A fat bike is a bicycle with large, low pressure tires designed for travel over snow or sandy soil. The standard equipment guidelines for a fat bike that will be primarily ridden on snow are:
For information about a specific trail, click on the map above to go to the state park or state trail's main page—most of them provide at least a weekly update. If you have additional questions or are uncertain if a trail is open or safe for fat biking, please give us a call:
Winter fat biking is allowed on trails that are signed and identified on DNR maps as open to fat biking, such as:
*NOTE: Most groomed ski and snowmobile trails do not allow other uses. Skier and snowmobiler user fees pay for grooming and maintenance.
Lake Bemidji State Park: There will be a one day special event at the park March 4, 2017, when all ski trails in the park will open to fat biking. Registration begins at 9:30 a.m. and the event will start at 11 a.m. Get more event details here.
Minnesota State Parks and Trails recommends these places to go fat biking this winter:
Groomed snowmobile and ski trails may look appealing as you're scouting areas to ride, but most of these trails are not open to other uses due to safety concerns and the fact their grooming costs are paid through user fees. Please be thoughtful and courteous as you seek out places to enjoy winter fat biking.
Fat biking is not allowed on:
Fat biking safety tips:
Be aware of winter conditions:
Overcast skies causing "flat light" and white-out blizzards can make it hard to see the trail. In white-out conditions, there are no shadows, horizon or clouds, and all depth perception and orientation may be lost. Riding during this weather is not recommended.

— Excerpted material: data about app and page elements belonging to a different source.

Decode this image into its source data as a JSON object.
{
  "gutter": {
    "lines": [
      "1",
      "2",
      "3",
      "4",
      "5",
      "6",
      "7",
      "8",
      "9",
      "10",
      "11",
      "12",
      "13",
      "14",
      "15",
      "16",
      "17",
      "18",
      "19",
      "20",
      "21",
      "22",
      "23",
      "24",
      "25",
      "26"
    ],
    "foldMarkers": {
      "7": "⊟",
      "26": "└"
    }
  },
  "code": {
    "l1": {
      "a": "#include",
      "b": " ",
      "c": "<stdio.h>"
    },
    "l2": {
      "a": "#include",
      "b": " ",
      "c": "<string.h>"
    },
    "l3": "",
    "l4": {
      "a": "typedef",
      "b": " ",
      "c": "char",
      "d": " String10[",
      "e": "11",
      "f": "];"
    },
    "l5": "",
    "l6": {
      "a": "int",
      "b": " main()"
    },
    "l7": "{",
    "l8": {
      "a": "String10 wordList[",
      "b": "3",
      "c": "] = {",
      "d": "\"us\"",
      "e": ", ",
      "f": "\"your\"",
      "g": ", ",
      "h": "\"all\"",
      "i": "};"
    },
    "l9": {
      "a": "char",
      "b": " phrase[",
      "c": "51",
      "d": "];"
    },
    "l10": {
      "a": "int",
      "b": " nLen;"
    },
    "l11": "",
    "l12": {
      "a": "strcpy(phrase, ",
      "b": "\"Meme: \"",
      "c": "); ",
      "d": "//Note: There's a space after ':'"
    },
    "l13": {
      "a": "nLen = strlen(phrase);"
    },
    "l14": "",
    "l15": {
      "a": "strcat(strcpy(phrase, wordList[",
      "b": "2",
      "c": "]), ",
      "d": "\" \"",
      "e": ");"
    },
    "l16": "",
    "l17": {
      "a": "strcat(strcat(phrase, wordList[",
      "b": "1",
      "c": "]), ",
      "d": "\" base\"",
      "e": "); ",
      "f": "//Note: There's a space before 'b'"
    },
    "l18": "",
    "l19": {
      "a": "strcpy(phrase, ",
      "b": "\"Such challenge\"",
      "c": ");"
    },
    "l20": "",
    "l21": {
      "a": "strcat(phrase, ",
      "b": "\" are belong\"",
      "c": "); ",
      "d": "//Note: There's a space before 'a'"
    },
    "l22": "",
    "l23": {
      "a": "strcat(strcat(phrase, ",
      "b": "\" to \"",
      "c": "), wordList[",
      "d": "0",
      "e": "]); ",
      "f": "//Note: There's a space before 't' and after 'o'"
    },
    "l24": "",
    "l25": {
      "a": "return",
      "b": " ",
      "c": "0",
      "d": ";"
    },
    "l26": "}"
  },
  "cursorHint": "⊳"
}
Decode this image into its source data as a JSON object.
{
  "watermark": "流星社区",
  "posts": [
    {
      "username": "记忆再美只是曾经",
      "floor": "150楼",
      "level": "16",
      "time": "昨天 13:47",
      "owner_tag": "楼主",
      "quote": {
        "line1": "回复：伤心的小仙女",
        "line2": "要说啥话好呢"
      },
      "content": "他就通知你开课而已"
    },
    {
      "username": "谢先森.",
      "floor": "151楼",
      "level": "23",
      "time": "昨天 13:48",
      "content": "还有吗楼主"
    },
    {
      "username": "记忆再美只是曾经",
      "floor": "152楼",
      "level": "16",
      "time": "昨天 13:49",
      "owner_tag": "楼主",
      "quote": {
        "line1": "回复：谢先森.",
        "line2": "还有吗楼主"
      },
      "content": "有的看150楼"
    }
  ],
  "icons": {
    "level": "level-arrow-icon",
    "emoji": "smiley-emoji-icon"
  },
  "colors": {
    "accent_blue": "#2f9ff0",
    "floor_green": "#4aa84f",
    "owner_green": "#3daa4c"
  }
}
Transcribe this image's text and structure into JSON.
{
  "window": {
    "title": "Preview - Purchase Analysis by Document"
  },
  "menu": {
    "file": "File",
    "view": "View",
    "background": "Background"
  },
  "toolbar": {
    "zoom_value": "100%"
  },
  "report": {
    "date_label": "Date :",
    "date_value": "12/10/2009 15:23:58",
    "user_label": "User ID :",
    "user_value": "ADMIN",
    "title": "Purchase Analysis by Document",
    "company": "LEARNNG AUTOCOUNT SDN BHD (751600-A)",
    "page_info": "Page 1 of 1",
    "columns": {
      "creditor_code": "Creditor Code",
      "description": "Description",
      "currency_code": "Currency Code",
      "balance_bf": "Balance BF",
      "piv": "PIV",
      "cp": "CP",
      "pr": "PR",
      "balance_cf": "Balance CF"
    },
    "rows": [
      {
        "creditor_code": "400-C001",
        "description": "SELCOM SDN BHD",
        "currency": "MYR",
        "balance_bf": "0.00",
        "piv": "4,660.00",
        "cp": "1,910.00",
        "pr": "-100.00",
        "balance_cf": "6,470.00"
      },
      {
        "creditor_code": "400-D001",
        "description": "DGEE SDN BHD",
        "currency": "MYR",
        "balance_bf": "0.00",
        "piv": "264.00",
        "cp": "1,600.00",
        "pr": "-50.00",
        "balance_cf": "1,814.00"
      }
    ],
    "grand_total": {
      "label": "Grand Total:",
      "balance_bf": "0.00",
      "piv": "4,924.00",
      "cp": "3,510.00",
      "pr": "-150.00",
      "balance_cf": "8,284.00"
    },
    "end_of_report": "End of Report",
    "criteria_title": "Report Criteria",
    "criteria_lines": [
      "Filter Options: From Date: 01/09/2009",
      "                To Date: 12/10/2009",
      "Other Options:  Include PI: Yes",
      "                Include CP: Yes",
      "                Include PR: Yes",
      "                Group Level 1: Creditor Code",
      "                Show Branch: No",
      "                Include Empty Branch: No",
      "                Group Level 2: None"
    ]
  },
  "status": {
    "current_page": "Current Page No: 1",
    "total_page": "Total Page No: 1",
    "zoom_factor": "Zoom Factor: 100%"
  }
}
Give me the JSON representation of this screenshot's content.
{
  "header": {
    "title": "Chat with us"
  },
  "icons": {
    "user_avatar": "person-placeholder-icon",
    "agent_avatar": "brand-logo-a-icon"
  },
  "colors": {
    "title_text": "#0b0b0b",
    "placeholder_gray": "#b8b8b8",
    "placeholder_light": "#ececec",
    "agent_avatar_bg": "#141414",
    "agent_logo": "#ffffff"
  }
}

"Flat light" can obscure features and terrain. Visual references are important for safe riding. Please go slow and use caution in these conditions.
There is no such thing as "safe ice," and ice seldom freezes uniformly. The terrain can greatly change with icy conditions, and the ice may not be uniform. Please use extreme caution.